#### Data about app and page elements
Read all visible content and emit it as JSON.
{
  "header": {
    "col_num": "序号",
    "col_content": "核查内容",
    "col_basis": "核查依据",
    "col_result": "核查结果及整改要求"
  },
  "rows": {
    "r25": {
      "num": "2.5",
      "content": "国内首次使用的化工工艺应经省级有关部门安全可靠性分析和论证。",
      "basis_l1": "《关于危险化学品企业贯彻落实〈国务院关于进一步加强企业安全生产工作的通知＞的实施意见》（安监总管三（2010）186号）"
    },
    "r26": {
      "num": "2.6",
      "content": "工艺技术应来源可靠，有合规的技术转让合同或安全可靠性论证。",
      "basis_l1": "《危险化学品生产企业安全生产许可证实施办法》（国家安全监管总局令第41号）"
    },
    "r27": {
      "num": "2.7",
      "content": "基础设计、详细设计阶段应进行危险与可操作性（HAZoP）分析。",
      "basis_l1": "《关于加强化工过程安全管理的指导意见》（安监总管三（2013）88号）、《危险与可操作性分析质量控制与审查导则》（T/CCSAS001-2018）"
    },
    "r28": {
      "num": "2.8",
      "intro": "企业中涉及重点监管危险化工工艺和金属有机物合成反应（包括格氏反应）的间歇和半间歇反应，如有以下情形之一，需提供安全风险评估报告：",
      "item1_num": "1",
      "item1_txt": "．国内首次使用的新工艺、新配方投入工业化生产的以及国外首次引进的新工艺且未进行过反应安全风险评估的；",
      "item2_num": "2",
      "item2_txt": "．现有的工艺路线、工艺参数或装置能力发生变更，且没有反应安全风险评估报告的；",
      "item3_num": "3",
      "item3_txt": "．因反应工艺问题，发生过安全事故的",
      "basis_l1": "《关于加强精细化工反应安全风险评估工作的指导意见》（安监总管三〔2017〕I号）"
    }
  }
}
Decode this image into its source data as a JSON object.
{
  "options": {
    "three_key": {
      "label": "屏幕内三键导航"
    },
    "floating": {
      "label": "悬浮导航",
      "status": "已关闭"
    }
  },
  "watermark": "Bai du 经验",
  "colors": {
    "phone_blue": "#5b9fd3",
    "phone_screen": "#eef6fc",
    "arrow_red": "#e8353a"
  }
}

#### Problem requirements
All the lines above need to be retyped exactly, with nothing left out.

#### Response for this exercise
Read all visible content and emit it as JSON.
{
  "header": {
    "col_num": "序号",
    "col_content": "核查内容",
    "col_basis": "核查依据",
    "col_result": "核查结果及整改要求"
  },
  "rows": {
    "r25": {
      "num": "2.5",
      "content": "国内首次使用的化工工艺应经省级有关部门安全可靠性分析和论证。",
      "basis_l1": "《关于危险化学品企业贯彻落实〈国务院关于进一步加强企业安全生产工作的通知＞的实施意见》（安监总管三（2010）186号）"
    },
    "r26": {
      "num": "2.6",
      "content": "工艺技术应来源可靠，有合规的技术转让合同或安全可靠性论证。",
      "basis_l1": "《危险化学品生产企业安全生产许可证实施办法》（国家安全监管总局令第41号）"
    },
    "r27": {
      "num": "2.7",
      "content": "基础设计、详细设计阶段应进行危险与可操作性（HAZoP）分析。",
      "basis_l1": "《关于加强化工过程安全管理的指导意见》（安监总管三（2013）88号）、《危险与可操作性分析质量控制与审查导则》（T/CCSAS001-2018）"
    },
    "r28": {
      "num": "2.8",
      "intro": "企业中涉及重点监管危险化工工艺和金属有机物合成反应（包括格氏反应）的间歇和半间歇反应，如有以下情形之一，需提供安全风险评估报告：",
      "item1_num": "1",
      "item1_txt": "．国内首次使用的新工艺、新配方投入工业化生产的以及国外首次引进的新工艺且未进行过反应安全风险评估的；",
      "item2_num": "2",
      "item2_txt": "．现有的工艺路线、工艺参数或装置能力发生变更，且没有反应安全风险评估报告的；",
      "item3_num": "3",
      "item3_txt": "．因反应工艺问题，发生过安全事故的",
      "basis_l1": "《关于加强精细化工反应安全风险评估工作的指导意见》（安监总管三〔2017〕I号）"
    }
  }
}
Decode this image into its source data as a JSON object.
{
  "options": {
    "three_key": {
      "label": "屏幕内三键导航"
    },
    "floating": {
      "label": "悬浮导航",
      "status": "已关闭"
    }
  },
  "watermark": "Bai du 经验",
  "colors": {
    "phone_blue": "#5b9fd3",
    "phone_screen": "#eef6fc",
    "arrow_red": "#e8353a"
  }
}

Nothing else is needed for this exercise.